Records to process
*** Block opens ***
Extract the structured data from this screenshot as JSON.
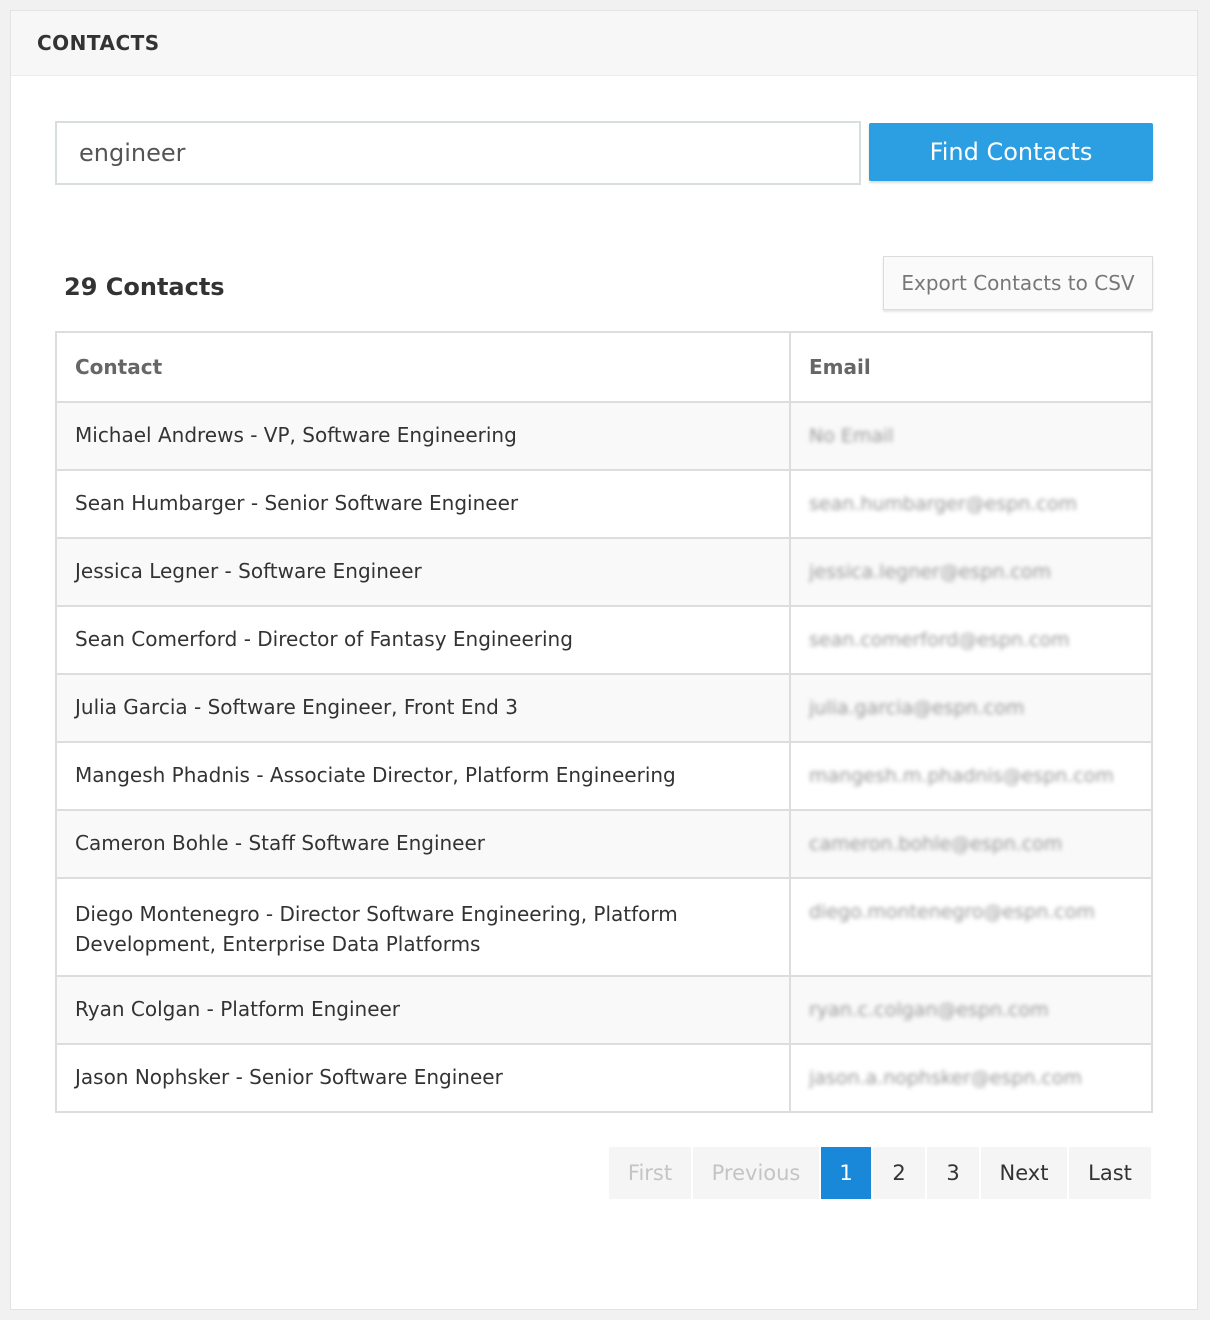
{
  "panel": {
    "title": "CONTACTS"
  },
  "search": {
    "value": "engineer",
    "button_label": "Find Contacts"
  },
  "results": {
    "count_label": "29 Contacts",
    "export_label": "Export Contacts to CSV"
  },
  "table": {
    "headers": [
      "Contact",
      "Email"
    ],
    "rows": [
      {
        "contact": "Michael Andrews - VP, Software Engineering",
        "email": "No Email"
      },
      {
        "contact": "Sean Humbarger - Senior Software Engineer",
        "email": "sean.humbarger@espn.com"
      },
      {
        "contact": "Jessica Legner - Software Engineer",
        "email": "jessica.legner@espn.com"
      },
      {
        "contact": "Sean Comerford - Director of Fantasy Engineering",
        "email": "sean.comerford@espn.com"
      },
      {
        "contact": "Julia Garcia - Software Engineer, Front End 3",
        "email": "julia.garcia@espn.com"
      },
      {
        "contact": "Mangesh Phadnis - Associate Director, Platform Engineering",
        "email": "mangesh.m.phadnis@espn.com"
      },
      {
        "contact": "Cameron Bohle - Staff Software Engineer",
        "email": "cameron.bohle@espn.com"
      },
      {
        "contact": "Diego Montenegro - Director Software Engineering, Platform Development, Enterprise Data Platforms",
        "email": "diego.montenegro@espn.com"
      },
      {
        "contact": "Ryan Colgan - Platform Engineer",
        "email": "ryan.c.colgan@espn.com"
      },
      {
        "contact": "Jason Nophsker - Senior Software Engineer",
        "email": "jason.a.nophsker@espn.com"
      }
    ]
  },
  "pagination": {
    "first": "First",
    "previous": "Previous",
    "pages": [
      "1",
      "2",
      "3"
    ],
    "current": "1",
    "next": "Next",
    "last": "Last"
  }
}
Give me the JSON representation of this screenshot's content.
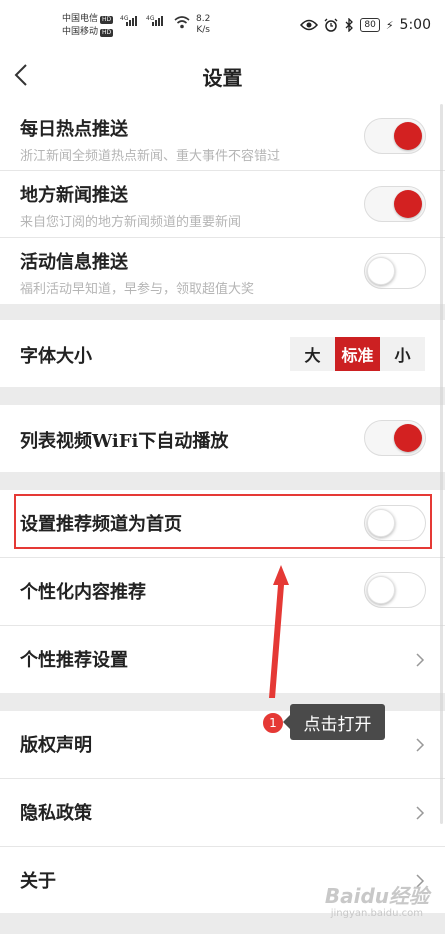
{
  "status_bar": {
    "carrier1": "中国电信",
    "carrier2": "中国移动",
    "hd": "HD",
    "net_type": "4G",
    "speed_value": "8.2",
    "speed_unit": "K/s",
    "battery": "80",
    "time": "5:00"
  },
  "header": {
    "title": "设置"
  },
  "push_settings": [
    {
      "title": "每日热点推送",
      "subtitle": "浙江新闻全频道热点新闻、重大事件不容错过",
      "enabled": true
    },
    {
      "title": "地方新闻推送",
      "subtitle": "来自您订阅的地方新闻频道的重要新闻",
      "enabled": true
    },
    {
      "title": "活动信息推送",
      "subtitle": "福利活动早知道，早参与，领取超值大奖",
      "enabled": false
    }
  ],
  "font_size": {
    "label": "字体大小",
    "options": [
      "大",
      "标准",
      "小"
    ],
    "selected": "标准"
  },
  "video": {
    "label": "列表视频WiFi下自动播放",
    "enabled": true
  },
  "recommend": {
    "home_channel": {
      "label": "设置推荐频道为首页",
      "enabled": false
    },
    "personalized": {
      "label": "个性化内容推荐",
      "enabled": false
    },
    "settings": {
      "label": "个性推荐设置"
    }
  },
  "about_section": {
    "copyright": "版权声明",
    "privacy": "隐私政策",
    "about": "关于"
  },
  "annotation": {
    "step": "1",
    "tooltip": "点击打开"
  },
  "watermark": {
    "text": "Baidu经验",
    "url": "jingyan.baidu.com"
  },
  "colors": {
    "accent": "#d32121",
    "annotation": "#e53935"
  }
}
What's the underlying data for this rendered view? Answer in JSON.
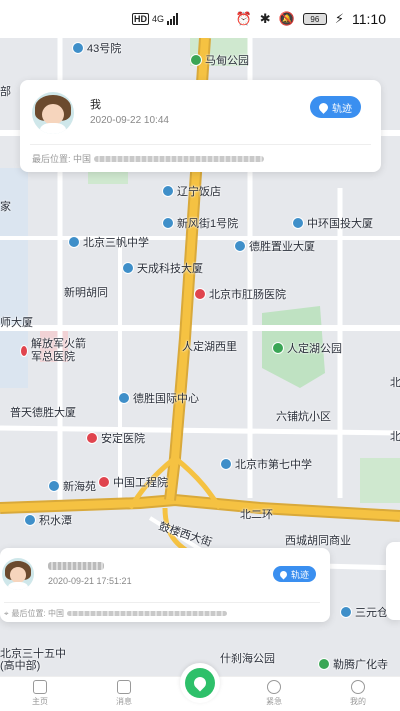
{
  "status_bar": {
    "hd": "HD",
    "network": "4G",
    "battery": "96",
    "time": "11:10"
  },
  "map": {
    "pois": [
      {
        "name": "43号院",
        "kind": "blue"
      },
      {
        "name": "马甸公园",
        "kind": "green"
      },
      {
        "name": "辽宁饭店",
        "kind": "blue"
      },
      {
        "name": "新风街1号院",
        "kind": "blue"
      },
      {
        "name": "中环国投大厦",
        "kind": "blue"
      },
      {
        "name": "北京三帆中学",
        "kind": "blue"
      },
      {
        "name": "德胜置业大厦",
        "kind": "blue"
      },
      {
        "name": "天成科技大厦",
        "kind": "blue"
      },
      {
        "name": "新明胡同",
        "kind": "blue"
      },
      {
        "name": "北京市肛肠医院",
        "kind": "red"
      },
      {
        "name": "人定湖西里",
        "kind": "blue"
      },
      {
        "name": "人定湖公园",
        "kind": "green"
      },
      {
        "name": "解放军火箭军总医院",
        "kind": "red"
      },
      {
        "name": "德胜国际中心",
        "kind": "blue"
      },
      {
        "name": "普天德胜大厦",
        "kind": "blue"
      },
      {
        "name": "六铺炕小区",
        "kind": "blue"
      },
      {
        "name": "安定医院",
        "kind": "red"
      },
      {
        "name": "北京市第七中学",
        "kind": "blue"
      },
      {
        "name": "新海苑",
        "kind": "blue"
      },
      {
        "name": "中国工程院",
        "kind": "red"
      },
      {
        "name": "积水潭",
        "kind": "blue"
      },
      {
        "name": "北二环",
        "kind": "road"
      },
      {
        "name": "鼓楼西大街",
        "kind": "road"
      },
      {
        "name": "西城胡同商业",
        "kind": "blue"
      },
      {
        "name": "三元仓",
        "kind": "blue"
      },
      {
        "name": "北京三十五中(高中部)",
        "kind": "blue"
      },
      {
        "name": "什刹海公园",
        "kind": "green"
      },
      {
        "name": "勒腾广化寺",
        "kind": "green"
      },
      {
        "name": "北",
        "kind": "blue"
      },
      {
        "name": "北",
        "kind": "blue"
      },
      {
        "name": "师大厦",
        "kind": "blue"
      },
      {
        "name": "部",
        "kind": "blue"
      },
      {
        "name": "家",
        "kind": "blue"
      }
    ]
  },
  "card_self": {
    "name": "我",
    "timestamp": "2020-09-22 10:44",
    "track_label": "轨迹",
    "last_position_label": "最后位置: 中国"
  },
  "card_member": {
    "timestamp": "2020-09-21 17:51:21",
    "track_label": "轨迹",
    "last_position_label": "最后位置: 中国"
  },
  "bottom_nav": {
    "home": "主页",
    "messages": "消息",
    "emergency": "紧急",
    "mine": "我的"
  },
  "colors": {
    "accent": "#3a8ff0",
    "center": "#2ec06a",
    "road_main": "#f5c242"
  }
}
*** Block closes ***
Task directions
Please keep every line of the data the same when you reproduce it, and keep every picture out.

Solution for this task
Extract the structured data from this screenshot as JSON.
{
  "panel": {
    "title": "CONTACTS"
  },
  "search": {
    "value": "engineer",
    "button_label": "Find Contacts"
  },
  "results": {
    "count_label": "29 Contacts",
    "export_label": "Export Contacts to CSV"
  },
  "table": {
    "headers": [
      "Contact",
      "Email"
    ],
    "rows": [
      {
        "contact": "Michael Andrews - VP, Software Engineering",
        "email": "No Email"
      },
      {
        "contact": "Sean Humbarger - Senior Software Engineer",
        "email": "sean.humbarger@espn.com"
      },
      {
        "contact": "Jessica Legner - Software Engineer",
        "email": "jessica.legner@espn.com"
      },
      {
        "contact": "Sean Comerford - Director of Fantasy Engineering",
        "email": "sean.comerford@espn.com"
      },
      {
        "contact": "Julia Garcia - Software Engineer, Front End 3",
        "email": "julia.garcia@espn.com"
      },
      {
        "contact": "Mangesh Phadnis - Associate Director, Platform Engineering",
        "email": "mangesh.m.phadnis@espn.com"
      },
      {
        "contact": "Cameron Bohle - Staff Software Engineer",
        "email": "cameron.bohle@espn.com"
      },
      {
        "contact": "Diego Montenegro - Director Software Engineering, Platform Development, Enterprise Data Platforms",
        "email": "diego.montenegro@espn.com"
      },
      {
        "contact": "Ryan Colgan - Platform Engineer",
        "email": "ryan.c.colgan@espn.com"
      },
      {
        "contact": "Jason Nophsker - Senior Software Engineer",
        "email": "jason.a.nophsker@espn.com"
      }
    ]
  },
  "pagination": {
    "first": "First",
    "previous": "Previous",
    "pages": [
      "1",
      "2",
      "3"
    ],
    "current": "1",
    "next": "Next",
    "last": "Last"
  }
}
Give me the JSON representation of this screenshot's content.
{
  "status_bar": {
    "carrier1": "中国电信",
    "carrier2": "中国移动",
    "hd": "HD",
    "net_type": "4G",
    "speed_value": "8.2",
    "speed_unit": "K/s",
    "battery": "80",
    "time": "5:00"
  },
  "header": {
    "title": "设置"
  },
  "push_settings": [
    {
      "title": "每日热点推送",
      "subtitle": "浙江新闻全频道热点新闻、重大事件不容错过",
      "enabled": true
    },
    {
      "title": "地方新闻推送",
      "subtitle": "来自您订阅的地方新闻频道的重要新闻",
      "enabled": true
    },
    {
      "title": "活动信息推送",
      "subtitle": "福利活动早知道，早参与，领取超值大奖",
      "enabled": false
    }
  ],
  "font_size": {
    "label": "字体大小",
    "options": [
      "大",
      "标准",
      "小"
    ],
    "selected": "标准"
  },
  "video": {
    "label": "列表视频WiFi下自动播放",
    "enabled": true
  },
  "recommend": {
    "home_channel": {
      "label": "设置推荐频道为首页",
      "enabled": false
    },
    "personalized": {
      "label": "个性化内容推荐",
      "enabled": false
    },
    "settings": {
      "label": "个性推荐设置"
    }
  },
  "about_section": {
    "copyright": "版权声明",
    "privacy": "隐私政策",
    "about": "关于"
  },
  "annotation": {
    "step": "1",
    "tooltip": "点击打开"
  },
  "watermark": {
    "text": "Baidu经验",
    "url": "jingyan.baidu.com"
  },
  "colors": {
    "accent": "#d32121",
    "annotation": "#e53935"
  }
}
What's the underlying data for this rendered view? Answer in JSON.
{
  "status_bar": {
    "hd": "HD",
    "network": "4G",
    "battery": "96",
    "time": "11:10"
  },
  "map": {
    "pois": [
      {
        "name": "43号院",
        "kind": "blue"
      },
      {
        "name": "马甸公园",
        "kind": "green"
      },
      {
        "name": "辽宁饭店",
        "kind": "blue"
      },
      {
        "name": "新风街1号院",
        "kind": "blue"
      },
      {
        "name": "中环国投大厦",
        "kind": "blue"
      },
      {
        "name": "北京三帆中学",
        "kind": "blue"
      },
      {
        "name": "德胜置业大厦",
        "kind": "blue"
      },
      {
        "name": "天成科技大厦",
        "kind": "blue"
      },
      {
        "name": "新明胡同",
        "kind": "blue"
      },
      {
        "name": "北京市肛肠医院",
        "kind": "red"
      },
      {
        "name": "人定湖西里",
        "kind": "blue"
      },
      {
        "name": "人定湖公园",
        "kind": "green"
      },
      {
        "name": "解放军火箭军总医院",
        "kind": "red"
      },
      {
        "name": "德胜国际中心",
        "kind": "blue"
      },
      {
        "name": "普天德胜大厦",
        "kind": "blue"
      },
      {
        "name": "六铺炕小区",
        "kind": "blue"
      },
      {
        "name": "安定医院",
        "kind": "red"
      },
      {
        "name": "北京市第七中学",
        "kind": "blue"
      },
      {
        "name": "新海苑",
        "kind": "blue"
      },
      {
        "name": "中国工程院",
        "kind": "red"
      },
      {
        "name": "积水潭",
        "kind": "blue"
      },
      {
        "name": "北二环",
        "kind": "road"
      },
      {
        "name": "鼓楼西大街",
        "kind": "road"
      },
      {
        "name": "西城胡同商业",
        "kind": "blue"
      },
      {
        "name": "三元仓",
        "kind": "blue"
      },
      {
        "name": "北京三十五中(高中部)",
        "kind": "blue"
      },
      {
        "name": "什刹海公园",
        "kind": "green"
      },
      {
        "name": "勒腾广化寺",
        "kind": "green"
      },
      {
        "name": "北",
        "kind": "blue"
      },
      {
        "name": "北",
        "kind": "blue"
      },
      {
        "name": "师大厦",
        "kind": "blue"
      },
      {
        "name": "部",
        "kind": "blue"
      },
      {
        "name": "家",
        "kind": "blue"
      }
    ]
  },
  "card_self": {
    "name": "我",
    "timestamp": "2020-09-22 10:44",
    "track_label": "轨迹",
    "last_position_label": "最后位置: 中国"
  },
  "card_member": {
    "timestamp": "2020-09-21 17:51:21",
    "track_label": "轨迹",
    "last_position_label": "最后位置: 中国"
  },
  "bottom_nav": {
    "home": "主页",
    "messages": "消息",
    "emergency": "紧急",
    "mine": "我的"
  },
  "colors": {
    "accent": "#3a8ff0",
    "center": "#2ec06a",
    "road_main": "#f5c242"
  }
}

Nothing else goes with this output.